But satiety’s just one of the benefits of resistant starch. Resistant starch also helps you cut calories, boost your body’s metabolism, burn more fat, reduce abdominal fat, and maintain healthy blood sugar levels.
Now, I’m not alone in putting these principles to practice. We’ve had a great group in New York try the diet—you’ll read more about the participants when The CarbLovers Diet comes out in early August, and you’ll get a sneak peek at the diet in Health’s July/August issue (I’m working on that now).
We’ve also got a crew of 16 in Birmingham on the resistant starch bandwagon: excited volunteers who are doing our plan for 12 weeks, using our recipes, our menus, and under the supervision of a wonderful registered dietitian.
They’re filling up on banana shakes, fish tacos with a yummy slaw, cheddar and egg sandwiches, and sirloin steak. And there’s nothing that’s banned—they get to have chocolate, wine, real cheese, pasta, and even potato chips! (I just couldn’t tell someone to go without their favorite foods when on a diet, and that’s something the editors here all agreed on.)
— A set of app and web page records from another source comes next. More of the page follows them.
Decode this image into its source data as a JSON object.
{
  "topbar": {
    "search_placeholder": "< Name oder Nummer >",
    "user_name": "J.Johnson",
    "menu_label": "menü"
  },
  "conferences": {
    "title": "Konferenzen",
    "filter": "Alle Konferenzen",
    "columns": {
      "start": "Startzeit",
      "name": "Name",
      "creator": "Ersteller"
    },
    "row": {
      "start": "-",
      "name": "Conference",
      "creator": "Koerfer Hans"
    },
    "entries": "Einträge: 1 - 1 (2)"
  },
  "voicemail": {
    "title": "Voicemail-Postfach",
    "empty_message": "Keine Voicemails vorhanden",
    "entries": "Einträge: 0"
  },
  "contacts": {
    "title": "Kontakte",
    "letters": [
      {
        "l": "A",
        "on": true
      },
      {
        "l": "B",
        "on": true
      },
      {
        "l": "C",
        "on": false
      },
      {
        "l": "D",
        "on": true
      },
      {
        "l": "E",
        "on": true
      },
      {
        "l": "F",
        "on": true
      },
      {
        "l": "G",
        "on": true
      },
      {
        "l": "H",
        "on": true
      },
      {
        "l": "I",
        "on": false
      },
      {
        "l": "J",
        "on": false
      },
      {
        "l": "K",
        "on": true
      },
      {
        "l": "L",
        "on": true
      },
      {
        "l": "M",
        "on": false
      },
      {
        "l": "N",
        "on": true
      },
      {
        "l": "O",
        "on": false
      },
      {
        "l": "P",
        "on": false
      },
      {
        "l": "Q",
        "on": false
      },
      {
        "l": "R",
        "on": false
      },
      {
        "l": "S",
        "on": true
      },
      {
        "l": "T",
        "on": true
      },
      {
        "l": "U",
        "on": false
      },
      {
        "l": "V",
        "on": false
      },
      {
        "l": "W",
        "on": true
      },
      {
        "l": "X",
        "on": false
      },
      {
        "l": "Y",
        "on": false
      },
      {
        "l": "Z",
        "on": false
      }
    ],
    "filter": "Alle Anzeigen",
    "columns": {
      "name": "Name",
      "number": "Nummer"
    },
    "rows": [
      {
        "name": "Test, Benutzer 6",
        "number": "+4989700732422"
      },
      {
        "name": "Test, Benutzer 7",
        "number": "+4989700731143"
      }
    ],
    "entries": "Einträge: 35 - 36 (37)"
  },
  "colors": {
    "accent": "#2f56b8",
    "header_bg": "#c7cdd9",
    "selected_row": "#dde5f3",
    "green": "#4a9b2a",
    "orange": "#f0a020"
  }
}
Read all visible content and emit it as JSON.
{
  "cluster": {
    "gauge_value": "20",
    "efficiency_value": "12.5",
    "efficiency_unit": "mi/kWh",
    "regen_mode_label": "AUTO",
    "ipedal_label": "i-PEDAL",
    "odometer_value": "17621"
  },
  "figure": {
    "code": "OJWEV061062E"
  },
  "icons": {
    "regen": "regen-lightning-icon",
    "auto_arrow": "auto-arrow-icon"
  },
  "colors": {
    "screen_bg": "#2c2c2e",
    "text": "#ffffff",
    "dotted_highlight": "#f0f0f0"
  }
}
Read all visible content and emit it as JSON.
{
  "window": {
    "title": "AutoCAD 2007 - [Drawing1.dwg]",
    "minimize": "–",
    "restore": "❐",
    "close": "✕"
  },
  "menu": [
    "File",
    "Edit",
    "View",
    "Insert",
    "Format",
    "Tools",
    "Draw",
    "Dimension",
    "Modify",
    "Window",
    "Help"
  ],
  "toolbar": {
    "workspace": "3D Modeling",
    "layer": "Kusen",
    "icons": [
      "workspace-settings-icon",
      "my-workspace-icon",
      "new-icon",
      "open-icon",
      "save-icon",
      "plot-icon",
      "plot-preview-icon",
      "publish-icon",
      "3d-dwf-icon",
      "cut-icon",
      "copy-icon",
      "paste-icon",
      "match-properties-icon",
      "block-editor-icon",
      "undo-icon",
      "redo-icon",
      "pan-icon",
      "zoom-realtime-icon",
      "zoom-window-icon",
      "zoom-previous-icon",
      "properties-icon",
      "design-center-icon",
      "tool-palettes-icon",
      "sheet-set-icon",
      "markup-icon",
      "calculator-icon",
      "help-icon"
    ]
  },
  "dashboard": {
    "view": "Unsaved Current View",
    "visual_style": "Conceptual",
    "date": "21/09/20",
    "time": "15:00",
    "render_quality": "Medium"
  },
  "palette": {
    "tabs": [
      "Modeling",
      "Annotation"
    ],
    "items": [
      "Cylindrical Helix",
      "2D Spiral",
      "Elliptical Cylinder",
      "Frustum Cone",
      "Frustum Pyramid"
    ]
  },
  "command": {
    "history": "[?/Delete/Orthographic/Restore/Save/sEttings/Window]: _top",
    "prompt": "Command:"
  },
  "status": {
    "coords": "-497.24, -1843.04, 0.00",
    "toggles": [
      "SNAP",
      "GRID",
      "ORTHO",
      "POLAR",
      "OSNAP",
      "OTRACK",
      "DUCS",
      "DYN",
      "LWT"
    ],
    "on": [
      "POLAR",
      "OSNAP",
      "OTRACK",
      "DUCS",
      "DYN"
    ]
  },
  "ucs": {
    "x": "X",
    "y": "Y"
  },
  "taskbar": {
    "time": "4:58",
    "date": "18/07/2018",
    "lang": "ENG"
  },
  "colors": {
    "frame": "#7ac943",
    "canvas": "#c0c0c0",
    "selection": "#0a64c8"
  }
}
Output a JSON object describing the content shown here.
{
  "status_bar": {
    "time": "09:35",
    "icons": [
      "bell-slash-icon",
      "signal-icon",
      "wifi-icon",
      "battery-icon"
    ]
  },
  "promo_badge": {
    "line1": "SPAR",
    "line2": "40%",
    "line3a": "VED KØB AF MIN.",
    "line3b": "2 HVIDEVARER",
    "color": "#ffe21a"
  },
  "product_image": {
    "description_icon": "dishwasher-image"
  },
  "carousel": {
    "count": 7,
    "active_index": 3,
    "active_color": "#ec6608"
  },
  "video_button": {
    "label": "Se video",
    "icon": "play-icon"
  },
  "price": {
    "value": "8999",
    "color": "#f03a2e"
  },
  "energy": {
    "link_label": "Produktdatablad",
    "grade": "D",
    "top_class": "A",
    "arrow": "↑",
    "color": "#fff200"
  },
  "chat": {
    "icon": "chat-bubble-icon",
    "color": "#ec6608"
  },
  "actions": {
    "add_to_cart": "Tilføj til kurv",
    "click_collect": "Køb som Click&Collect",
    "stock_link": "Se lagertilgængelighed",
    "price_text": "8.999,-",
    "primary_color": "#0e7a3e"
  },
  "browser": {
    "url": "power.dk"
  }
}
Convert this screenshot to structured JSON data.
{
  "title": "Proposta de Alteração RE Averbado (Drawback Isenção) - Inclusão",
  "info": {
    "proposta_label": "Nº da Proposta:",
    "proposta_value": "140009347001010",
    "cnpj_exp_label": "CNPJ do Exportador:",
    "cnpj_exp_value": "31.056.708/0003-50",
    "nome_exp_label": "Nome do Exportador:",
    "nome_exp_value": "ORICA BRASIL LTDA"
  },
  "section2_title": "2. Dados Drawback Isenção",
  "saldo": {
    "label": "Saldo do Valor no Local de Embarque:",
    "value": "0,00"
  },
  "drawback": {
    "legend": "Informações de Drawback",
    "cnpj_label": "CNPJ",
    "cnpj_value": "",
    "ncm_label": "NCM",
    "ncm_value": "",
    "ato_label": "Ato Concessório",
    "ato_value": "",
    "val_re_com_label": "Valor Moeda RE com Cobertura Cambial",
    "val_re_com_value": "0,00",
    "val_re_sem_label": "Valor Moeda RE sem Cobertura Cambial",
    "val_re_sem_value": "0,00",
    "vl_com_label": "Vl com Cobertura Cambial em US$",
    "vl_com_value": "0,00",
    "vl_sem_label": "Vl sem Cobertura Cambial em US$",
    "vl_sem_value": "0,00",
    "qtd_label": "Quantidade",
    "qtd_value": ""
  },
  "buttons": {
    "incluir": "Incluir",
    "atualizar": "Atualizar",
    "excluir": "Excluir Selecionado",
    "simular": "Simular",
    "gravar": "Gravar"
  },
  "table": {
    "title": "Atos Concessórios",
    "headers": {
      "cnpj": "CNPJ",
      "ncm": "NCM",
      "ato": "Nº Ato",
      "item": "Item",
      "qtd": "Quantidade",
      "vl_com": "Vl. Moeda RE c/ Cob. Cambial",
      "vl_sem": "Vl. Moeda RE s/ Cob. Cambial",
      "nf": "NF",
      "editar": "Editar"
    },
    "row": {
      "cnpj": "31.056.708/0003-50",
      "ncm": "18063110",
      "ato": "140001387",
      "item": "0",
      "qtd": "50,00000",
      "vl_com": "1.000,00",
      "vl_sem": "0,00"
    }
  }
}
Some of our Birmingham dieters are already blogging and Tweeting their experiences on The CarbLovers Diet. Check them out: